++++ DATA EXTRACT

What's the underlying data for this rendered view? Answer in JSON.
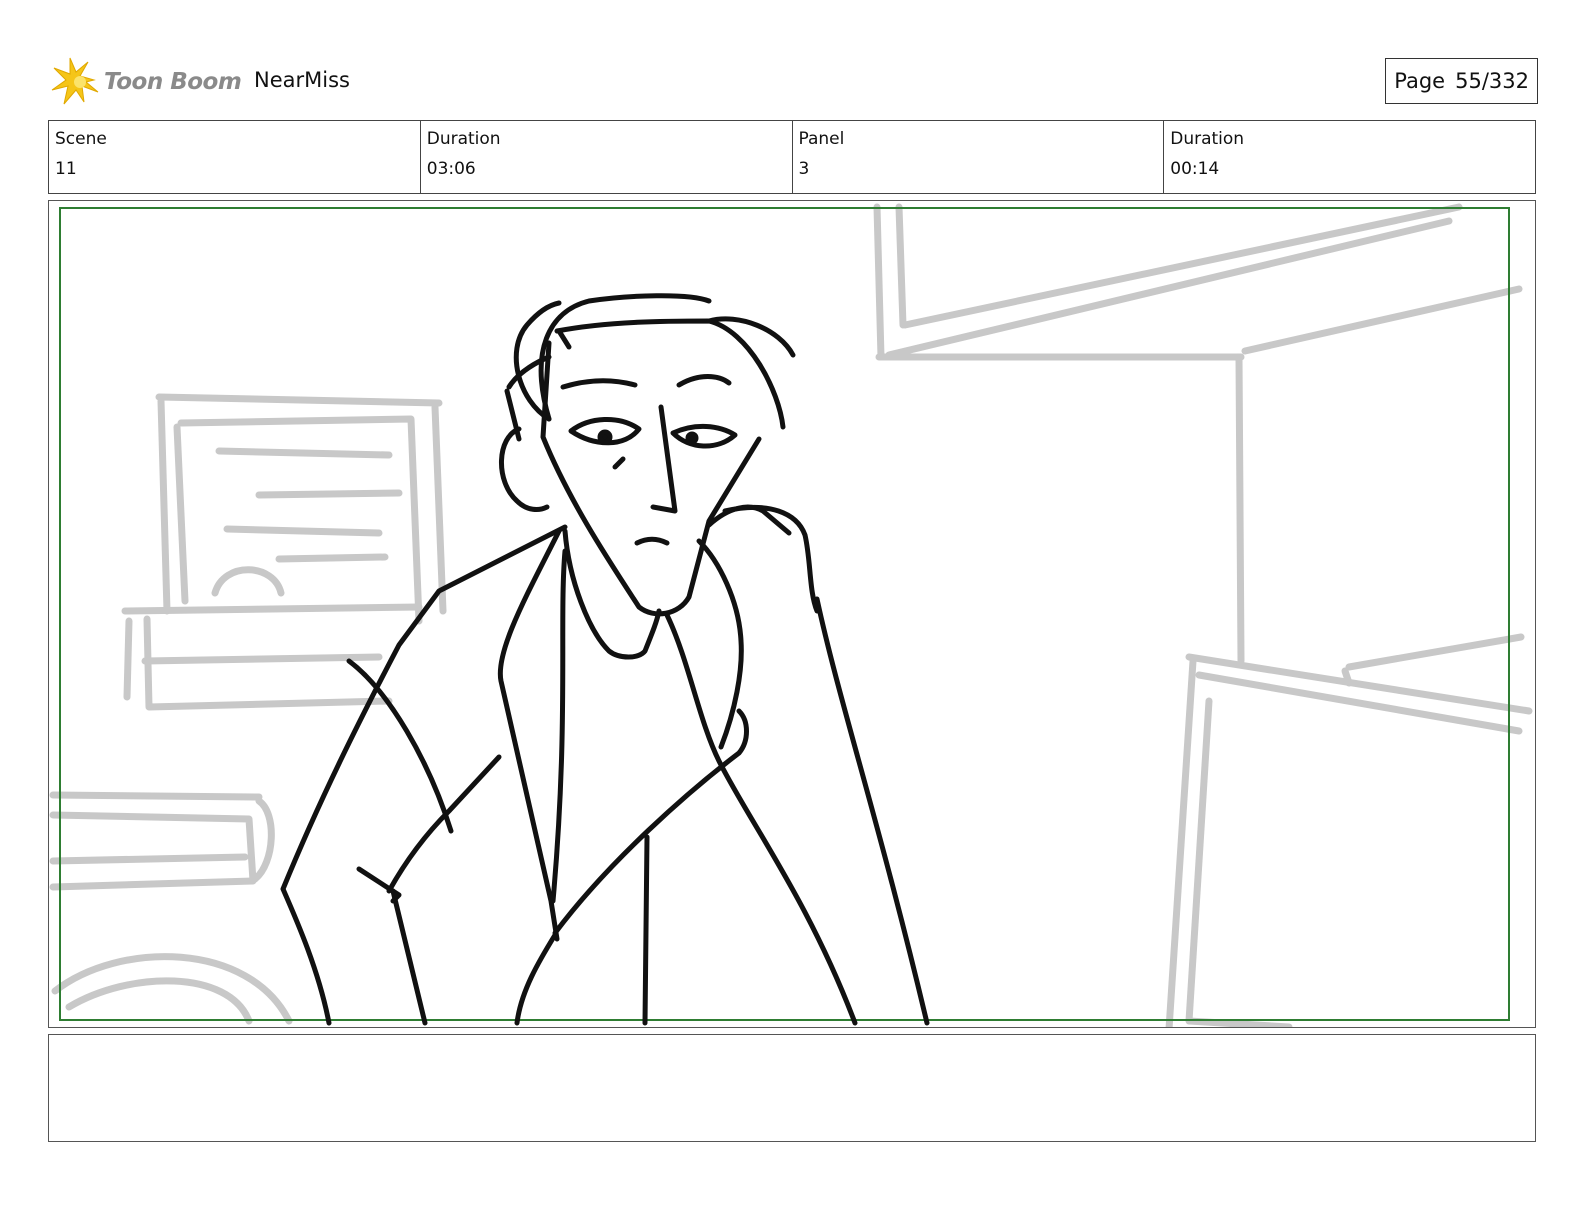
{
  "header": {
    "logo_text": "Toon Boom",
    "project_name": "NearMiss",
    "page_label": "Page",
    "page_number": "55/332"
  },
  "info": {
    "scene_label": "Scene",
    "scene_value": "11",
    "scene_duration_label": "Duration",
    "scene_duration_value": "03:06",
    "panel_label": "Panel",
    "panel_value": "3",
    "panel_duration_label": "Duration",
    "panel_duration_value": "00:14"
  },
  "notes": {
    "text": ""
  },
  "colors": {
    "logo_star": "#f5c518",
    "logo_text": "#8a8a8a",
    "safe_frame": "#2e7d32",
    "sketch_background": "#c8c8c8",
    "sketch_character": "#111111"
  }
}
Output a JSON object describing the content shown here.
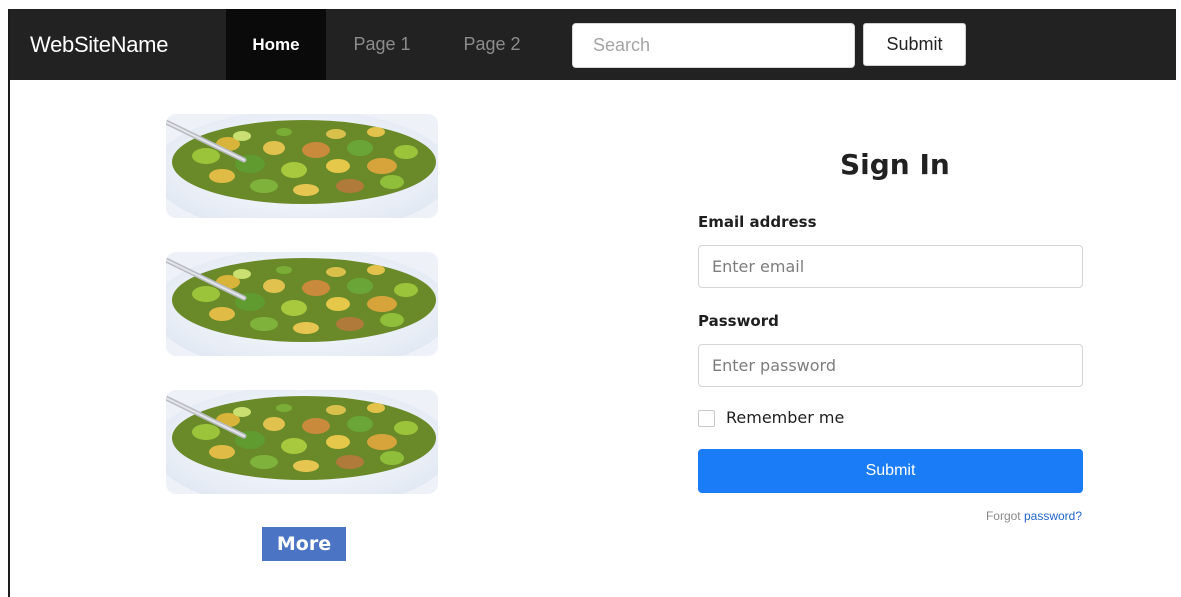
{
  "navbar": {
    "brand": "WebSiteName",
    "items": [
      {
        "label": "Home",
        "active": true
      },
      {
        "label": "Page 1",
        "active": false
      },
      {
        "label": "Page 2",
        "active": false
      }
    ],
    "search_placeholder": "Search",
    "submit_label": "Submit"
  },
  "gallery": {
    "images": [
      {
        "icon": "food-salad-image"
      },
      {
        "icon": "food-salad-image"
      },
      {
        "icon": "food-salad-image"
      }
    ],
    "more_label": "More"
  },
  "signin": {
    "title": "Sign In",
    "email_label": "Email address",
    "email_placeholder": "Enter email",
    "password_label": "Password",
    "password_placeholder": "Enter password",
    "remember_label": "Remember me",
    "remember_checked": false,
    "submit_label": "Submit",
    "forgot_prefix": "Forgot",
    "forgot_link": "password?"
  },
  "colors": {
    "navbar_bg": "#222222",
    "nav_active_bg": "#0a0a0a",
    "primary": "#1a7cf7",
    "more_button": "#4b75c4",
    "link": "#2266cc"
  }
}
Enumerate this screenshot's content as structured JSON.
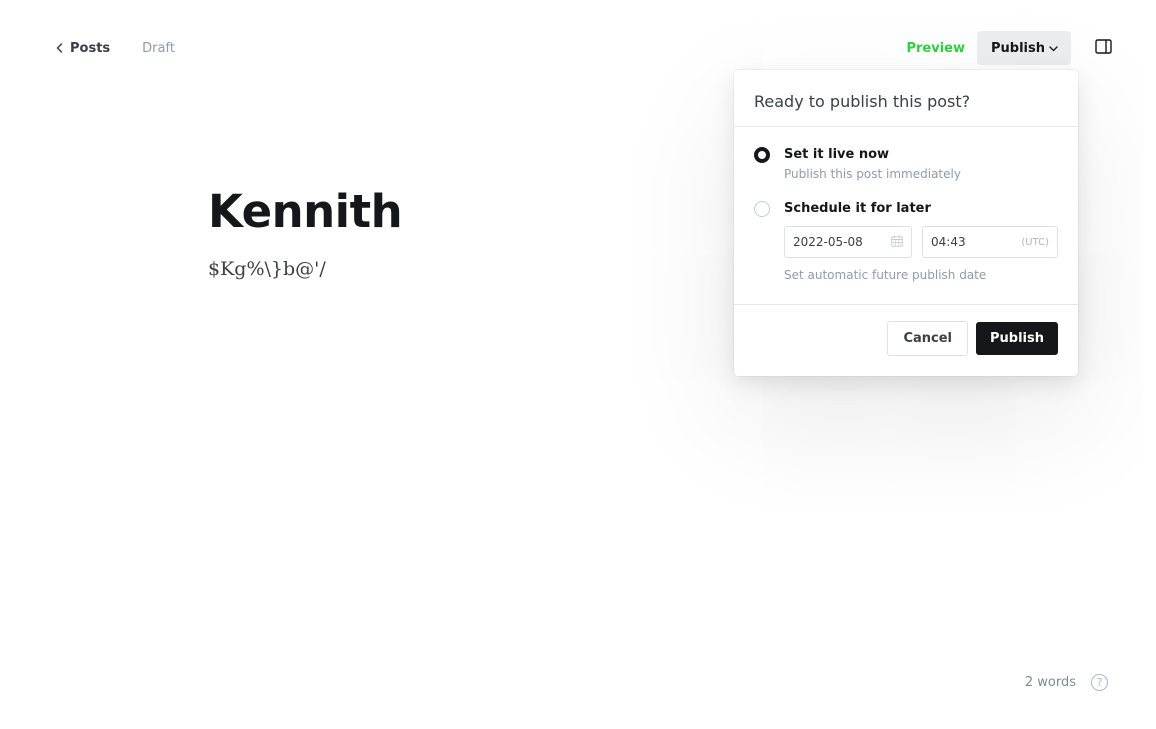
{
  "nav": {
    "back_label": "Posts",
    "status": "Draft"
  },
  "toolbar": {
    "preview_label": "Preview",
    "publish_label": "Publish"
  },
  "editor": {
    "title": "Kennith",
    "body": "$Kg%\\}b@'/"
  },
  "publish_menu": {
    "heading": "Ready to publish this post?",
    "options": [
      {
        "title": "Set it live now",
        "description": "Publish this post immediately",
        "selected": true
      },
      {
        "title": "Schedule it for later",
        "selected": false
      }
    ],
    "schedule": {
      "date": "2022-05-08",
      "time": "04:43",
      "timezone": "(UTC)",
      "hint": "Set automatic future publish date"
    },
    "cancel_label": "Cancel",
    "publish_label": "Publish"
  },
  "footer": {
    "word_count": "2 words",
    "help_glyph": "?"
  },
  "colors": {
    "accent_green": "#30cf43",
    "primary_dark": "#15171a",
    "muted_text": "#8e9cac"
  },
  "icons": {
    "back": "chevron-left-icon",
    "publish_caret": "chevron-down-icon",
    "sidebar": "sidebar-panel-icon",
    "calendar": "calendar-icon",
    "help": "help-circle-icon"
  }
}
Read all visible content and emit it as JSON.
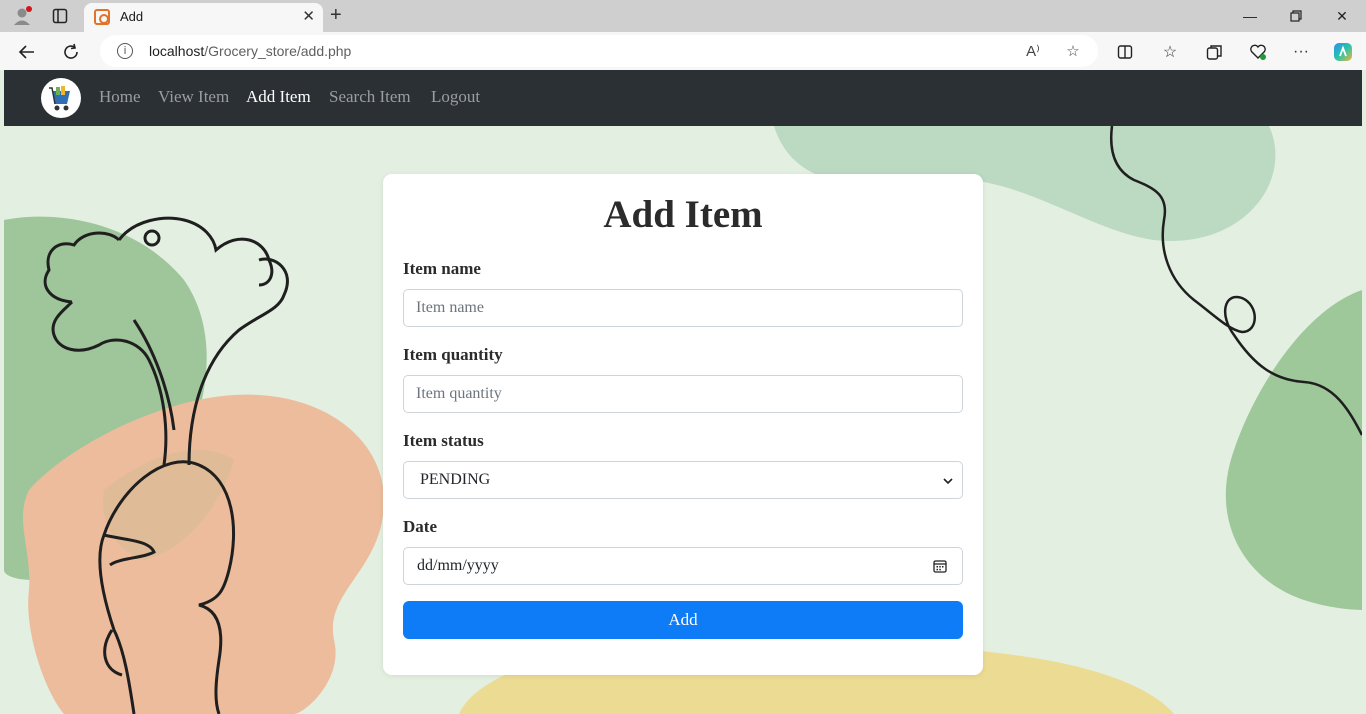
{
  "browser": {
    "tab_title": "Add",
    "url_host": "localhost",
    "url_path": "/Grocery_store/add.php",
    "read_aloud_label": "A⁾"
  },
  "navbar": {
    "links": [
      {
        "label": "Home"
      },
      {
        "label": "View Item"
      },
      {
        "label": "Add Item",
        "active": true
      },
      {
        "label": "Search Item"
      },
      {
        "label": "Logout"
      }
    ]
  },
  "form": {
    "title": "Add Item",
    "item_name": {
      "label": "Item name",
      "placeholder": "Item name",
      "value": ""
    },
    "item_quantity": {
      "label": "Item quantity",
      "placeholder": "Item quantity",
      "value": ""
    },
    "item_status": {
      "label": "Item status",
      "selected": "PENDING"
    },
    "date": {
      "label": "Date",
      "value": "dd/mm/yyyy"
    },
    "submit_label": "Add"
  },
  "colors": {
    "navbar_bg": "#2b3035",
    "page_bg": "#e3efe0",
    "primary_button": "#0d7cf6",
    "blob_green": "#9ec79a",
    "blob_peach": "#ecbc9c",
    "blob_yellow": "#ecdb93"
  }
}
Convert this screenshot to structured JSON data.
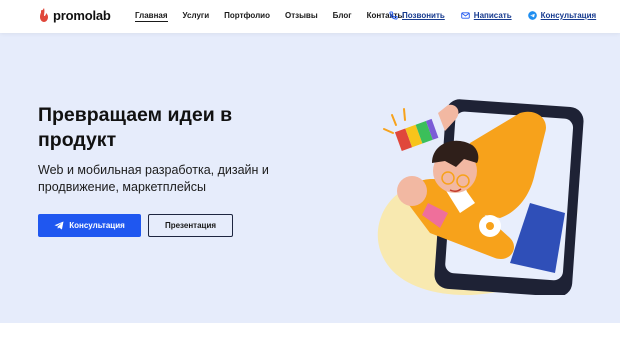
{
  "header": {
    "logo_text": "promolab",
    "nav": [
      "Главная",
      "Услуги",
      "Портфолио",
      "Отзывы",
      "Блог",
      "Контакты"
    ],
    "actions": {
      "call": "Позвонить",
      "write": "Написать",
      "consult": "Консультация"
    }
  },
  "hero": {
    "title": "Превращаем идеи в продукт",
    "subtitle": "Web и мобильная разработка, дизайн и продвижение, маркетплейсы",
    "primary_button": "Консультация",
    "secondary_button": "Презентация"
  },
  "colors": {
    "brand_red": "#e0473b",
    "accent_blue": "#1f57f0",
    "link_blue": "#163a8f",
    "hero_background": "#e6ecfb",
    "illustration_orange": "#f7a21b"
  },
  "icons": [
    "phone-icon",
    "mail-icon",
    "telegram-icon",
    "logo-mark-icon"
  ]
}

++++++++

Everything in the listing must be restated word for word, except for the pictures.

◆ TASK RESPONSE ◆
What's the underlying data for this rendered view? Answer in JSON.
{
  "header": {
    "logo_text": "Toon Boom",
    "project_name": "NearMiss",
    "page_label": "Page",
    "page_number": "55/332"
  },
  "info": {
    "scene_label": "Scene",
    "scene_value": "11",
    "scene_duration_label": "Duration",
    "scene_duration_value": "03:06",
    "panel_label": "Panel",
    "panel_value": "3",
    "panel_duration_label": "Duration",
    "panel_duration_value": "00:14"
  },
  "notes": {
    "text": ""
  },
  "colors": {
    "logo_star": "#f5c518",
    "logo_text": "#8a8a8a",
    "safe_frame": "#2e7d32",
    "sketch_background": "#c8c8c8",
    "sketch_character": "#111111"
  }
}
Output a JSON object describing the content shown here.
{
  "navbar": {
    "brand": "WebSiteName",
    "items": [
      {
        "label": "Home",
        "active": true
      },
      {
        "label": "Page 1",
        "active": false
      },
      {
        "label": "Page 2",
        "active": false
      }
    ],
    "search_placeholder": "Search",
    "submit_label": "Submit"
  },
  "gallery": {
    "images": [
      {
        "icon": "food-salad-image"
      },
      {
        "icon": "food-salad-image"
      },
      {
        "icon": "food-salad-image"
      }
    ],
    "more_label": "More"
  },
  "signin": {
    "title": "Sign In",
    "email_label": "Email address",
    "email_placeholder": "Enter email",
    "password_label": "Password",
    "password_placeholder": "Enter password",
    "remember_label": "Remember me",
    "remember_checked": false,
    "submit_label": "Submit",
    "forgot_prefix": "Forgot",
    "forgot_link": "password?"
  },
  "colors": {
    "navbar_bg": "#222222",
    "nav_active_bg": "#0a0a0a",
    "primary": "#1a7cf7",
    "more_button": "#4b75c4",
    "link": "#2266cc"
  }
}
Enumerate this screenshot's content as structured JSON.
{
  "nav": {
    "back_label": "Posts",
    "status": "Draft"
  },
  "toolbar": {
    "preview_label": "Preview",
    "publish_label": "Publish"
  },
  "editor": {
    "title": "Kennith",
    "body": "$Kg%\\}b@'/"
  },
  "publish_menu": {
    "heading": "Ready to publish this post?",
    "options": [
      {
        "title": "Set it live now",
        "description": "Publish this post immediately",
        "selected": true
      },
      {
        "title": "Schedule it for later",
        "selected": false
      }
    ],
    "schedule": {
      "date": "2022-05-08",
      "time": "04:43",
      "timezone": "(UTC)",
      "hint": "Set automatic future publish date"
    },
    "cancel_label": "Cancel",
    "publish_label": "Publish"
  },
  "footer": {
    "word_count": "2 words",
    "help_glyph": "?"
  },
  "colors": {
    "accent_green": "#30cf43",
    "primary_dark": "#15171a",
    "muted_text": "#8e9cac"
  },
  "icons": {
    "back": "chevron-left-icon",
    "publish_caret": "chevron-down-icon",
    "sidebar": "sidebar-panel-icon",
    "calendar": "calendar-icon",
    "help": "help-circle-icon"
  }
}
Read all visible content and emit it as JSON.
{
  "browser": {
    "tab_title": "Add",
    "url_host": "localhost",
    "url_path": "/Grocery_store/add.php",
    "read_aloud_label": "A⁾"
  },
  "navbar": {
    "links": [
      {
        "label": "Home"
      },
      {
        "label": "View Item"
      },
      {
        "label": "Add Item",
        "active": true
      },
      {
        "label": "Search Item"
      },
      {
        "label": "Logout"
      }
    ]
  },
  "form": {
    "title": "Add Item",
    "item_name": {
      "label": "Item name",
      "placeholder": "Item name",
      "value": ""
    },
    "item_quantity": {
      "label": "Item quantity",
      "placeholder": "Item quantity",
      "value": ""
    },
    "item_status": {
      "label": "Item status",
      "selected": "PENDING"
    },
    "date": {
      "label": "Date",
      "value": "dd/mm/yyyy"
    },
    "submit_label": "Add"
  },
  "colors": {
    "navbar_bg": "#2b3035",
    "page_bg": "#e3efe0",
    "primary_button": "#0d7cf6",
    "blob_green": "#9ec79a",
    "blob_peach": "#ecbc9c",
    "blob_yellow": "#ecdb93"
  }
}
Convert this screenshot to structured JSON data.
{
  "header": {
    "logo_text": "promolab",
    "nav": [
      "Главная",
      "Услуги",
      "Портфолио",
      "Отзывы",
      "Блог",
      "Контакты"
    ],
    "actions": {
      "call": "Позвонить",
      "write": "Написать",
      "consult": "Консультация"
    }
  },
  "hero": {
    "title": "Превращаем идеи в продукт",
    "subtitle": "Web и мобильная разработка, дизайн и продвижение, маркетплейсы",
    "primary_button": "Консультация",
    "secondary_button": "Презентация"
  },
  "colors": {
    "brand_red": "#e0473b",
    "accent_blue": "#1f57f0",
    "link_blue": "#163a8f",
    "hero_background": "#e6ecfb",
    "illustration_orange": "#f7a21b"
  },
  "icons": [
    "phone-icon",
    "mail-icon",
    "telegram-icon",
    "logo-mark-icon"
  ]
}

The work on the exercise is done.